### Requirement
Where a line of the records contains the word "icon", show that line.

### Stored records
------
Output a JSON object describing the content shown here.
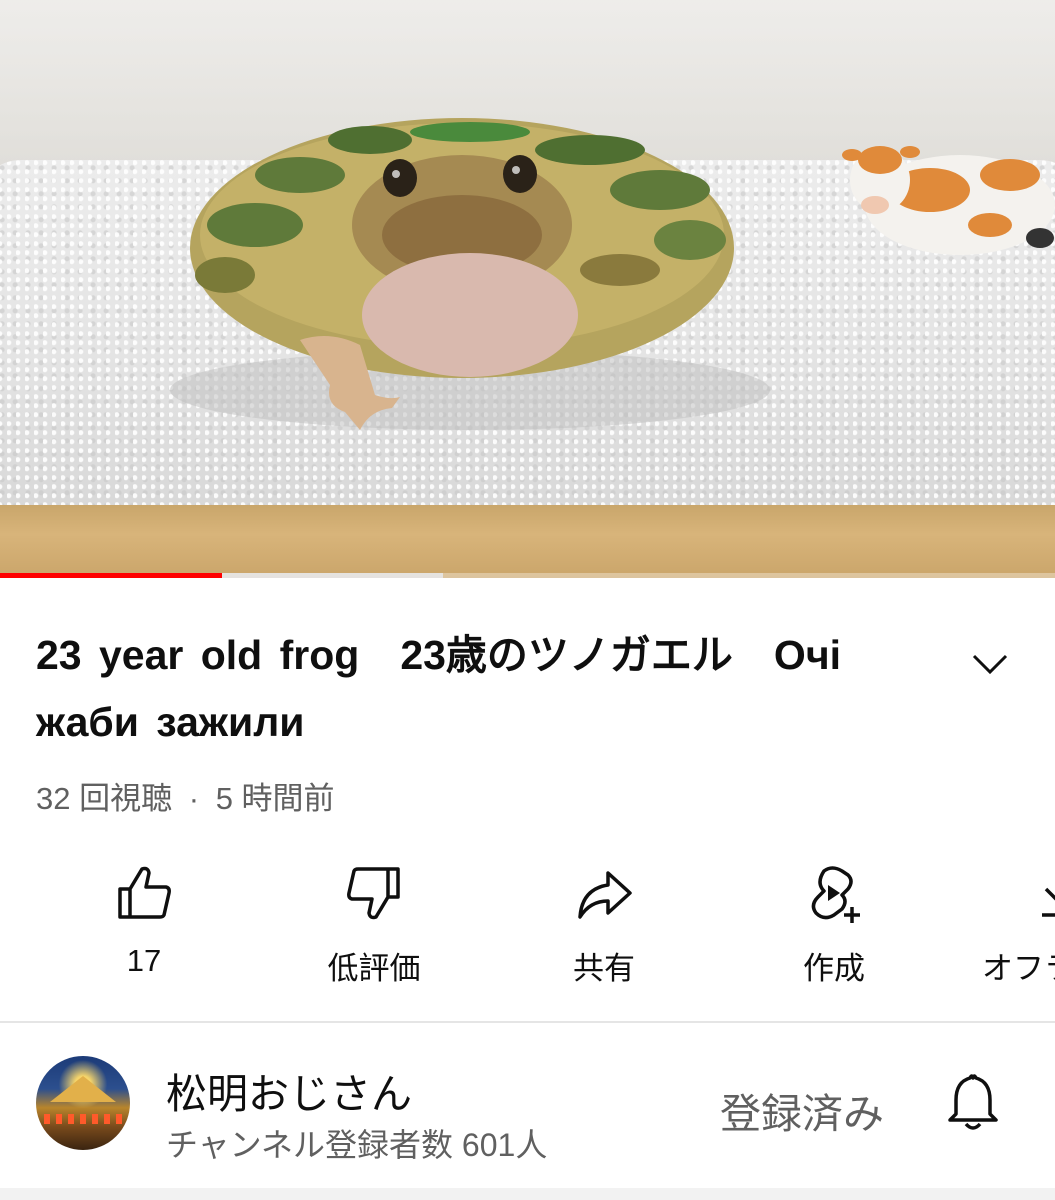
{
  "video": {
    "progress_played": 0.21,
    "progress_buffered": 0.42
  },
  "title": "23 year old frog　23歳のツノガエル　Очі жаби зажили",
  "meta": {
    "views": "32 回視聴",
    "separator": "·",
    "age": "5 時間前"
  },
  "actions": [
    {
      "label": "17",
      "icon": "thumbs-up-icon"
    },
    {
      "label": "低評価",
      "icon": "thumbs-down-icon"
    },
    {
      "label": "共有",
      "icon": "share-icon"
    },
    {
      "label": "作成",
      "icon": "create-icon"
    },
    {
      "label": "オフラ",
      "icon": "download-icon"
    }
  ],
  "channel": {
    "name": "松明おじさん",
    "subscribers": "チャンネル登録者数 601人",
    "subscribe_label": "登録済み"
  },
  "colors": {
    "accent": "#ff0000",
    "text_primary": "#0f0f0f",
    "text_secondary": "#606060"
  }
}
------
### Result
      "icon": "thumbs-up-icon"
      "icon": "thumbs-down-icon"
      "icon": "share-icon"
      "icon": "create-icon"
      "icon": "download-icon"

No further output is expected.